The prostate is a walnut-sized gland located just below the bladder. Its job is to produce semen, the fluid that transports sperm. But the prostate also houses part of the tube that carries urine out of the bladder (the tube runs right through it). That's why the classic sign of an enlarged prostate is difficulty urinating. This condition can be very uncomfortable and requires treatment, but it is not life threatening.
Prostate cancer, on the other hand, produces no symptoms and is usually slow growing. But the likelihood of cure is greatest when the disease is diagnosed early, so early detection is key. That means that starting at age 50, all men should get annual screening by a physician.
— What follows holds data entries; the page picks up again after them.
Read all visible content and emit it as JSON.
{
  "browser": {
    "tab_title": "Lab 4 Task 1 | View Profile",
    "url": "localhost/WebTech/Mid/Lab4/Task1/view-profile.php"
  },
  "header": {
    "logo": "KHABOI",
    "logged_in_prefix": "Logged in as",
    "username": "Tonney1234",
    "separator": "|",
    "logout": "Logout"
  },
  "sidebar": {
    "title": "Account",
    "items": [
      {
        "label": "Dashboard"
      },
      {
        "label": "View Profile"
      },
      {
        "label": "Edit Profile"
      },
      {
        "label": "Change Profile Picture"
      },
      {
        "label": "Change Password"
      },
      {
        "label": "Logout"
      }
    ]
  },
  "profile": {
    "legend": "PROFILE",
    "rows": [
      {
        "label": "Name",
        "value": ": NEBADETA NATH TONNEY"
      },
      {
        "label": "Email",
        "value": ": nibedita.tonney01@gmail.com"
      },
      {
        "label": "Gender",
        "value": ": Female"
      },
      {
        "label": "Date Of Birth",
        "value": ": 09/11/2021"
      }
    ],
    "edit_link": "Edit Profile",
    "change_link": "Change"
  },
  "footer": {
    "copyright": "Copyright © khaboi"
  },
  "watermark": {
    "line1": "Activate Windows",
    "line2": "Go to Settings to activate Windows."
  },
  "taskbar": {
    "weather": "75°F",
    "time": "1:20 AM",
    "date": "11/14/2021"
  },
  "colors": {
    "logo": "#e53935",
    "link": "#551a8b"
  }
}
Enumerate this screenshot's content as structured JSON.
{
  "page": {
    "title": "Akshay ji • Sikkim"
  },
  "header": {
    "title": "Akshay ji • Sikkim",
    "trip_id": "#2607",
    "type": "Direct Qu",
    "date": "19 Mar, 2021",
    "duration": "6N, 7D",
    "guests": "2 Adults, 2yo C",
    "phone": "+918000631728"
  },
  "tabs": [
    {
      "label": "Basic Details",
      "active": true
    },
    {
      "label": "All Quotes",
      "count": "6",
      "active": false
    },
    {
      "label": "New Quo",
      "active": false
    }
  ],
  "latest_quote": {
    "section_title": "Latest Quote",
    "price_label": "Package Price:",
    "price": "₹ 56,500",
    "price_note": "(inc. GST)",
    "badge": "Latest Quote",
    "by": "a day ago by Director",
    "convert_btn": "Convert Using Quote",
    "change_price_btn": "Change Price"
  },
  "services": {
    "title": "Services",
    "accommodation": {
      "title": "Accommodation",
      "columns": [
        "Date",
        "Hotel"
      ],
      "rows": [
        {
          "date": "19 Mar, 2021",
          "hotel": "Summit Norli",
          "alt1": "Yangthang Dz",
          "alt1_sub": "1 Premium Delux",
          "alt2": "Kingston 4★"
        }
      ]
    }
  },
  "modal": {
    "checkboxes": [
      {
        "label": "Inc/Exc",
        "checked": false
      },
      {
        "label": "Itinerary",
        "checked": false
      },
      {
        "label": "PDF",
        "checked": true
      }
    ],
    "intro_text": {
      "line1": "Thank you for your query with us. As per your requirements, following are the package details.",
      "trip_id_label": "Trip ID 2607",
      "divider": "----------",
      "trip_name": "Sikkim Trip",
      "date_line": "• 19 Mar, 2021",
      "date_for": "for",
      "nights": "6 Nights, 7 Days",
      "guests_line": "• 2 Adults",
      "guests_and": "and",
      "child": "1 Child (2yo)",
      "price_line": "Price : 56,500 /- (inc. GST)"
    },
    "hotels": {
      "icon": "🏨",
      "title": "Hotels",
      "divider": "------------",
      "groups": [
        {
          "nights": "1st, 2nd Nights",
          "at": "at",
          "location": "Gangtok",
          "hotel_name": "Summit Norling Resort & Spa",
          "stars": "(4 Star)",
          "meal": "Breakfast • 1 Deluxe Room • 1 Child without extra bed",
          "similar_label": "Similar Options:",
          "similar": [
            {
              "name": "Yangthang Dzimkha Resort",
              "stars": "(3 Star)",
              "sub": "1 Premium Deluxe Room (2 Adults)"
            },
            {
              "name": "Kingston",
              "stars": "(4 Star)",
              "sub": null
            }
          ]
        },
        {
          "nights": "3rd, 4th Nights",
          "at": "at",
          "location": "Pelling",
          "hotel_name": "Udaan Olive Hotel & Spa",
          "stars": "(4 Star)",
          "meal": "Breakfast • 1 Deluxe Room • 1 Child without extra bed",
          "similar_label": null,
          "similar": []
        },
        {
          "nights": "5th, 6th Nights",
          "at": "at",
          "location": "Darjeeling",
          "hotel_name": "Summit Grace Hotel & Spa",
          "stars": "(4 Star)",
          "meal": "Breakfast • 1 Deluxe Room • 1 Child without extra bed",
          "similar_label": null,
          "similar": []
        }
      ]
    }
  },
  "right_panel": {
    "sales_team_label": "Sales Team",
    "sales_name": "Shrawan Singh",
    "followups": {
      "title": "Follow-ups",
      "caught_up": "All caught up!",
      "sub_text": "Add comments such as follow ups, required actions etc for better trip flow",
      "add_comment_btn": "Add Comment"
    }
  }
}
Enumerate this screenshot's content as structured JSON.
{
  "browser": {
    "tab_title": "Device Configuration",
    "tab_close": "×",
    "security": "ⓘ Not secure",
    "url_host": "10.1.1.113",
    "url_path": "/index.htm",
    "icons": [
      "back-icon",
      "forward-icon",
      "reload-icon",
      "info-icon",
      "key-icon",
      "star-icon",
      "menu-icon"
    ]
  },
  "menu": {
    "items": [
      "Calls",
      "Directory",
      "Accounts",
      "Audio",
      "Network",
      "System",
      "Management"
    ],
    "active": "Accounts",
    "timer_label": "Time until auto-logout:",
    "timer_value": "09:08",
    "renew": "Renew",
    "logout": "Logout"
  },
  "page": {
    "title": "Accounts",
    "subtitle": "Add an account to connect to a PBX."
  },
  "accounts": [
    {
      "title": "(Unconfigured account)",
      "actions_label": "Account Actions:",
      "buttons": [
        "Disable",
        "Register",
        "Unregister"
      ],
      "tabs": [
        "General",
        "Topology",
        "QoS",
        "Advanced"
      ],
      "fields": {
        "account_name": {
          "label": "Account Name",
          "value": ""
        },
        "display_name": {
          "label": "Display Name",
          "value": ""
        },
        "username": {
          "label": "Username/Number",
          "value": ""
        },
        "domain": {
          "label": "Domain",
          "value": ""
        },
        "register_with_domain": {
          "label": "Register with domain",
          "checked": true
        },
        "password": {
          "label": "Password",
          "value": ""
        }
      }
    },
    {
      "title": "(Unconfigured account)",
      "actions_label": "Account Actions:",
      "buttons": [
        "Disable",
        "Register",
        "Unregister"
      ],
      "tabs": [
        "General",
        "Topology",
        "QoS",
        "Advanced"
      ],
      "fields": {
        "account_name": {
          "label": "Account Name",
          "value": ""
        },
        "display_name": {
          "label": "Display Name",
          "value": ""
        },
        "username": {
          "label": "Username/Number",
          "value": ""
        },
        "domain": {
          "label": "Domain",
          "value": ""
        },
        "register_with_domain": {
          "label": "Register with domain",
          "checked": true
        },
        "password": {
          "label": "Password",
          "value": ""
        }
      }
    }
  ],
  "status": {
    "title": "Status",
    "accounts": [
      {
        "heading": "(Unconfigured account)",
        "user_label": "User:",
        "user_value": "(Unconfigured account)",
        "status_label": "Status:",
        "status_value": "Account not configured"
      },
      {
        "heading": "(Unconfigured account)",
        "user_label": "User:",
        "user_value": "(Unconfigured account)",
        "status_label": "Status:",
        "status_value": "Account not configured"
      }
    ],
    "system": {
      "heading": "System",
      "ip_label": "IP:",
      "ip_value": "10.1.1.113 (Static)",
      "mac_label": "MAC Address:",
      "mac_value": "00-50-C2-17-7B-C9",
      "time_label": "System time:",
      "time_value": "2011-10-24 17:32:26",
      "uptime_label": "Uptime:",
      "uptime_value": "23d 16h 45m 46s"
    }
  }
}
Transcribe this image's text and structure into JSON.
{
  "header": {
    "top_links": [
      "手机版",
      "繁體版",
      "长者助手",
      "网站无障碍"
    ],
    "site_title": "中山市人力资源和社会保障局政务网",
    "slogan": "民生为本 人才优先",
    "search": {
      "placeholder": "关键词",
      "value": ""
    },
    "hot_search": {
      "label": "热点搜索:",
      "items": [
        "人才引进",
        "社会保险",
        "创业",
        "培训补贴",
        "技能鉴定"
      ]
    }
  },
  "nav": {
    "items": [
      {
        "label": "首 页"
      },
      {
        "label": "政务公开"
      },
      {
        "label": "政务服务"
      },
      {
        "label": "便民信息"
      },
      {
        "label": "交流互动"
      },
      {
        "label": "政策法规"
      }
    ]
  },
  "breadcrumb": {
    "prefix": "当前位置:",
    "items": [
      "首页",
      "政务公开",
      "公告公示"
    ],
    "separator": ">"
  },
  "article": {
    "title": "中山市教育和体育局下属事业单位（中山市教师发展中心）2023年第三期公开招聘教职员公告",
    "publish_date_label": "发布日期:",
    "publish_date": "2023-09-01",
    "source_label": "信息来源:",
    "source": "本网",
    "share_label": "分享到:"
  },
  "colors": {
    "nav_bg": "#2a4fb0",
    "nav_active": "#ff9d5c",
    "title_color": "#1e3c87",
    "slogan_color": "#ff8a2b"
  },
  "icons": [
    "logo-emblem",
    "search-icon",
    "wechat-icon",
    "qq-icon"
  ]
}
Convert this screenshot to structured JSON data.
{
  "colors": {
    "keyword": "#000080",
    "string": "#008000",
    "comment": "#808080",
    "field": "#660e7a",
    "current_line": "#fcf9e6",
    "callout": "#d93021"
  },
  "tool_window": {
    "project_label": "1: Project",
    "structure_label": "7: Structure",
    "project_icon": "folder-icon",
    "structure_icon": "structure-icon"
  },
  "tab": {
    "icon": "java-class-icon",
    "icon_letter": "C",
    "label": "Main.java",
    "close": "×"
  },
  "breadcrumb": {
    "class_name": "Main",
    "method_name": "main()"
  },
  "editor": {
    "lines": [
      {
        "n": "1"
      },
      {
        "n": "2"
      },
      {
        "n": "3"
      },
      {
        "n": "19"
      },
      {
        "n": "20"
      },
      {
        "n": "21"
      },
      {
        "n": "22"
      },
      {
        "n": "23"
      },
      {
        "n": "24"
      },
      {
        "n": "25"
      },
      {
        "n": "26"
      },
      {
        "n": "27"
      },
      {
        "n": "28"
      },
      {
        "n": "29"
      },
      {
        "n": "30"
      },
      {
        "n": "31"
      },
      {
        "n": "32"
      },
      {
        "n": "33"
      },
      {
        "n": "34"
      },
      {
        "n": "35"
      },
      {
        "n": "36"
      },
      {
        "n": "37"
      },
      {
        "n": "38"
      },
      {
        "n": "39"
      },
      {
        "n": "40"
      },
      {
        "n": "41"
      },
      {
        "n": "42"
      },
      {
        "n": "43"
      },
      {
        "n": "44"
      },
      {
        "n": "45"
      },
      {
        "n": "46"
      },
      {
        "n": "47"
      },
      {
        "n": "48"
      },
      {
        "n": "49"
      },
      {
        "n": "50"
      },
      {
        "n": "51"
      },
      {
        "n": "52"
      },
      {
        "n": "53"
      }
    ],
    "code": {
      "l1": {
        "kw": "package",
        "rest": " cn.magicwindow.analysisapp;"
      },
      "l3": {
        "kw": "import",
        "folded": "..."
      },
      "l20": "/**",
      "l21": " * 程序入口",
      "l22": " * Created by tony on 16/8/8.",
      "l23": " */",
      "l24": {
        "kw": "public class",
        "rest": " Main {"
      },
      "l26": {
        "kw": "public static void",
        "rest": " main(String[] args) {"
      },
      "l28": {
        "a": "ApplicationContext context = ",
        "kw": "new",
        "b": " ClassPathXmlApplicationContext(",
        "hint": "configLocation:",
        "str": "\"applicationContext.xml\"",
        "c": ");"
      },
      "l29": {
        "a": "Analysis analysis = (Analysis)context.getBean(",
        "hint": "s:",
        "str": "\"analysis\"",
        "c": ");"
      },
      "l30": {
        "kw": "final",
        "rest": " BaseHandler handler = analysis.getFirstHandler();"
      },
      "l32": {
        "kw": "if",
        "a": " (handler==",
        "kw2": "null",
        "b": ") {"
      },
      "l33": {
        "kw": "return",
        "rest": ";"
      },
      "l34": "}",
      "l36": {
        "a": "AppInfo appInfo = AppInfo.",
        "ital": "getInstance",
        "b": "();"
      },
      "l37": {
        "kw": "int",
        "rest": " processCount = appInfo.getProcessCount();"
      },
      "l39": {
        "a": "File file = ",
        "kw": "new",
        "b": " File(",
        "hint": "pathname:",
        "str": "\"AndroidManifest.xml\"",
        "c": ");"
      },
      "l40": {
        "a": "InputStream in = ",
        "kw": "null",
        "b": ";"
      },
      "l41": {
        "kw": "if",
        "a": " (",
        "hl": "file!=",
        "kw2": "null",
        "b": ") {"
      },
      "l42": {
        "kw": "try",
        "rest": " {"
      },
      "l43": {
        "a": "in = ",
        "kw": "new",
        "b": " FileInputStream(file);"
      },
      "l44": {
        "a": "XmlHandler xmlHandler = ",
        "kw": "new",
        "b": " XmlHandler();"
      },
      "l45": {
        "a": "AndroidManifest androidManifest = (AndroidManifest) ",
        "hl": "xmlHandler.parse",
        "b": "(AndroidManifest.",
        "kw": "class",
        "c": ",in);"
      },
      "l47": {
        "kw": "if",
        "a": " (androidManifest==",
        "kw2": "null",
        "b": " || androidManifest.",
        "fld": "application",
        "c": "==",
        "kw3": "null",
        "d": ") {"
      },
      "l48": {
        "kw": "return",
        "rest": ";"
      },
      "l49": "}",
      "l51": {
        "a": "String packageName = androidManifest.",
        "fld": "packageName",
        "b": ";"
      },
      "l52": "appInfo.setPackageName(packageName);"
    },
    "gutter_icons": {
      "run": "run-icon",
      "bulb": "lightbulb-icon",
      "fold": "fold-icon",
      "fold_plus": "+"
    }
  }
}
The screening consists of a blood test called a PSA (prostate specific antigen), which may suggest developing prostate cancer, and a digital rectal examination that can detect lumps in the prostate gland.
Don't take the screening lightly. Almost 200,000 new cases of prostate cancer will be diagnosed in the US this year alone. And more than 31,000 men will die of the disease.